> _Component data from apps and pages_
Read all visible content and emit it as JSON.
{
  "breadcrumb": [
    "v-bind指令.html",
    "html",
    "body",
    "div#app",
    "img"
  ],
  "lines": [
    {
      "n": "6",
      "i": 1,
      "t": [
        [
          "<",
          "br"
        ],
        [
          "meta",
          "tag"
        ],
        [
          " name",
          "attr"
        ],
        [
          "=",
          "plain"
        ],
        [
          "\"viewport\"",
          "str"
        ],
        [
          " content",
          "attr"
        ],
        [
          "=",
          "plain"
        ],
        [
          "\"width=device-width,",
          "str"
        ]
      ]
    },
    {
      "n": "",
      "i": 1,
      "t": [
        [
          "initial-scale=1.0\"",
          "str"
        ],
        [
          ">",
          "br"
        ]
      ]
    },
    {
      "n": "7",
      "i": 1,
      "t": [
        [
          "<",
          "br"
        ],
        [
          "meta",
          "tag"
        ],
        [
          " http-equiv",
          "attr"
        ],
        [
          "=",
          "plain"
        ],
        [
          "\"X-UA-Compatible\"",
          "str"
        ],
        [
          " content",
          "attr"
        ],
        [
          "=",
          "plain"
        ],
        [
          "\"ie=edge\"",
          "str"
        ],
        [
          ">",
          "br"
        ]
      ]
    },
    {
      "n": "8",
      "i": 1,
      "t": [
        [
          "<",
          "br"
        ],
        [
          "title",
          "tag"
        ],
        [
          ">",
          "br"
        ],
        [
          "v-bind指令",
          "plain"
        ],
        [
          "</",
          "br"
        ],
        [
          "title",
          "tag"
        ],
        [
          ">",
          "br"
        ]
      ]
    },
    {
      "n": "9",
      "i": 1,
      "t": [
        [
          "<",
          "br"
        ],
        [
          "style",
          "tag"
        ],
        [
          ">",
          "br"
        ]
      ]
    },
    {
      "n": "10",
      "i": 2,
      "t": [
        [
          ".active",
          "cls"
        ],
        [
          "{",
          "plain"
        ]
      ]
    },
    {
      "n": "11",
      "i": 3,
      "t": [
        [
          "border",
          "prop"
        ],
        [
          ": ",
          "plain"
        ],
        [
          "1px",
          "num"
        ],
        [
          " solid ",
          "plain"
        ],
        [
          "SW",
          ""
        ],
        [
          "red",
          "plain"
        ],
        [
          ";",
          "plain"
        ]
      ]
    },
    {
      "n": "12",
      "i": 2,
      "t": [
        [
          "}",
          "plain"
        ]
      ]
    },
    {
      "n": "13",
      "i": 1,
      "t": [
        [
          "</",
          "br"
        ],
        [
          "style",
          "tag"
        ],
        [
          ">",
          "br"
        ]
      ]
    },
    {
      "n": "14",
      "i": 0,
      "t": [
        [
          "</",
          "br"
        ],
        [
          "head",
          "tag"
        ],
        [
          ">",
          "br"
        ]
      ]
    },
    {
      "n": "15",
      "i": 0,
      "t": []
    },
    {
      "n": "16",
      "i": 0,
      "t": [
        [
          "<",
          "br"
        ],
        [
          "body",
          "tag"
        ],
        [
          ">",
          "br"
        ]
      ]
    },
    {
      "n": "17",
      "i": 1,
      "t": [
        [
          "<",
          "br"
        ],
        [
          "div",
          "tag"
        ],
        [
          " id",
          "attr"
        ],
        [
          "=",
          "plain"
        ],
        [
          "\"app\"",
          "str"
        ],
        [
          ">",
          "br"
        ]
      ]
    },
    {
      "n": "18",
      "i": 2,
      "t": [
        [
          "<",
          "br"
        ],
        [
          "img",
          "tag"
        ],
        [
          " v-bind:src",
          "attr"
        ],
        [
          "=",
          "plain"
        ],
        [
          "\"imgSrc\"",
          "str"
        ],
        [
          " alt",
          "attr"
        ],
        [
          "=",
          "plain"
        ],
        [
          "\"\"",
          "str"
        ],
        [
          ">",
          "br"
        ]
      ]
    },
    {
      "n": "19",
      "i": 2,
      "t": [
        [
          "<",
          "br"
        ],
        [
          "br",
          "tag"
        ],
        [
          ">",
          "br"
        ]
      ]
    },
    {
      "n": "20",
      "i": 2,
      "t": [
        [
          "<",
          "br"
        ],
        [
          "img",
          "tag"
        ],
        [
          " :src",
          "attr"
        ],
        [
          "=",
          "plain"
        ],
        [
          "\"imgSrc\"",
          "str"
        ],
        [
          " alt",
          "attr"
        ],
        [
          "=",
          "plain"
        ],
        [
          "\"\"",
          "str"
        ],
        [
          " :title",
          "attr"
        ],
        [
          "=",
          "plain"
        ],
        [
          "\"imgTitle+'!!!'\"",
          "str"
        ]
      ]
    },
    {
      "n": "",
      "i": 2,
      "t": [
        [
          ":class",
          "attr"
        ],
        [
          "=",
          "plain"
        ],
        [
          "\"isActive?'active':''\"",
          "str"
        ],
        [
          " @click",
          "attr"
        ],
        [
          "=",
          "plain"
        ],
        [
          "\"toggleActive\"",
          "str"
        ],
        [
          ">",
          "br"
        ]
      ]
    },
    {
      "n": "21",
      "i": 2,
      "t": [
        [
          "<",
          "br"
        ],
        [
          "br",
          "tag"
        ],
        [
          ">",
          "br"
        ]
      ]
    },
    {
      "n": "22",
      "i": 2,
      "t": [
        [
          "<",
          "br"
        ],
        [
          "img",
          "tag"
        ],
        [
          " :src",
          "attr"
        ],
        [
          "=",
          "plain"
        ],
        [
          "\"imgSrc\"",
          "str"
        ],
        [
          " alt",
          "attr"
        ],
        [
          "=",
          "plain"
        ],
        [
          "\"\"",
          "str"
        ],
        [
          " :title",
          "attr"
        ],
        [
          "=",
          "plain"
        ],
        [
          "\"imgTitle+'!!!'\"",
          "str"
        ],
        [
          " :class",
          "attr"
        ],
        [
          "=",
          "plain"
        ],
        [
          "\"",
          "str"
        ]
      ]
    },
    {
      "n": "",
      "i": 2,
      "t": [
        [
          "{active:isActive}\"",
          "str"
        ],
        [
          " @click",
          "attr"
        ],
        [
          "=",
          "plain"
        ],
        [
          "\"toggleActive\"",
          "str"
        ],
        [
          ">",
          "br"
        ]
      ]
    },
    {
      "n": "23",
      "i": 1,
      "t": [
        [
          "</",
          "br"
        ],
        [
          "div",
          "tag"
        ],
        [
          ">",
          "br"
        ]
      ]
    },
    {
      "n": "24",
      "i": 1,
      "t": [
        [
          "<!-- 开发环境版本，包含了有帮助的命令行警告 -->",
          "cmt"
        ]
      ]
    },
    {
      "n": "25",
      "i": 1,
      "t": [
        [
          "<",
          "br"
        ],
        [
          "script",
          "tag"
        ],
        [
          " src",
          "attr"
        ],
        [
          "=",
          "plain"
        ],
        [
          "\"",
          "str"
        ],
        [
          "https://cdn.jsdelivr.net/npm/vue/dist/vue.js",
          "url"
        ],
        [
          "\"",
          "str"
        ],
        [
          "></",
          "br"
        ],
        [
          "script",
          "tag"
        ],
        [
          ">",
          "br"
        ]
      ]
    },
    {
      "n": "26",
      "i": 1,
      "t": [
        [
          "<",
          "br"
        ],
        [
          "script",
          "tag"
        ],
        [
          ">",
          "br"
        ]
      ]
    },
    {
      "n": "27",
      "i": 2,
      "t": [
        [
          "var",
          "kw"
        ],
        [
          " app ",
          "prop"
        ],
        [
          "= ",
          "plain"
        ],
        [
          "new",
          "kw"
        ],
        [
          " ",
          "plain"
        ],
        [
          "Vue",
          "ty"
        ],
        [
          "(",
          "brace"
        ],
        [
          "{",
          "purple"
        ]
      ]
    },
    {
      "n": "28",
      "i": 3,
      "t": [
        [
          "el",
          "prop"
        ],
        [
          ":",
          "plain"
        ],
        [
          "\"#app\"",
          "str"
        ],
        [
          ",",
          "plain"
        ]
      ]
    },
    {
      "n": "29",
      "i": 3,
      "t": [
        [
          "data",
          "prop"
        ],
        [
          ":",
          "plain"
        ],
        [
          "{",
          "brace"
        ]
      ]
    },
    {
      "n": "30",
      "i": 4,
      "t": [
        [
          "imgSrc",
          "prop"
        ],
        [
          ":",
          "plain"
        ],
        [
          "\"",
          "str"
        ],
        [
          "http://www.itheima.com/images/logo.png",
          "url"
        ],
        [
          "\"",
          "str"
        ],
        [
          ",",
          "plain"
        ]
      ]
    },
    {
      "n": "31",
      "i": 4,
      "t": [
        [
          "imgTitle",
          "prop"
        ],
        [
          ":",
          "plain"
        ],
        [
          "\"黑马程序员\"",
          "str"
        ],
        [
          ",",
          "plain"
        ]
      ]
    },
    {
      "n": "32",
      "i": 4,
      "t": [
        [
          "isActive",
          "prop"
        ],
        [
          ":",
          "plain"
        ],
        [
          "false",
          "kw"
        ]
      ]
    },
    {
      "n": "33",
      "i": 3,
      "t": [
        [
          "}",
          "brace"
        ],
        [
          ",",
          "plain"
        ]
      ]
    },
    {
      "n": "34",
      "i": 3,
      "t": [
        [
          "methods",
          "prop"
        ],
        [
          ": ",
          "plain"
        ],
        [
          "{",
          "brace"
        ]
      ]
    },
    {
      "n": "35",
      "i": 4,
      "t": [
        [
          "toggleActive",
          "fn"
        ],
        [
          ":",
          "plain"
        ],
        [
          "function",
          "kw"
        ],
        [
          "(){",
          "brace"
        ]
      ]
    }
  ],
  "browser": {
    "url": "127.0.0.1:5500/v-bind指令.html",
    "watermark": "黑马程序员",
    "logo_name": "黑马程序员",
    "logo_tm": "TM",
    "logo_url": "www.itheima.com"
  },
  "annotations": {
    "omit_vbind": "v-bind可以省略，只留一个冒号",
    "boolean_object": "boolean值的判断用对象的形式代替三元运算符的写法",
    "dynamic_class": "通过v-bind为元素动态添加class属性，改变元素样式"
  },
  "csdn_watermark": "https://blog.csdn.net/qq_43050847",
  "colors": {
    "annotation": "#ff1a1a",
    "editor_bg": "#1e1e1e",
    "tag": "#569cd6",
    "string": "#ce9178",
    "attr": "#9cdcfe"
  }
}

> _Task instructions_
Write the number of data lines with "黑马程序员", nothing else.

> _Task response_
3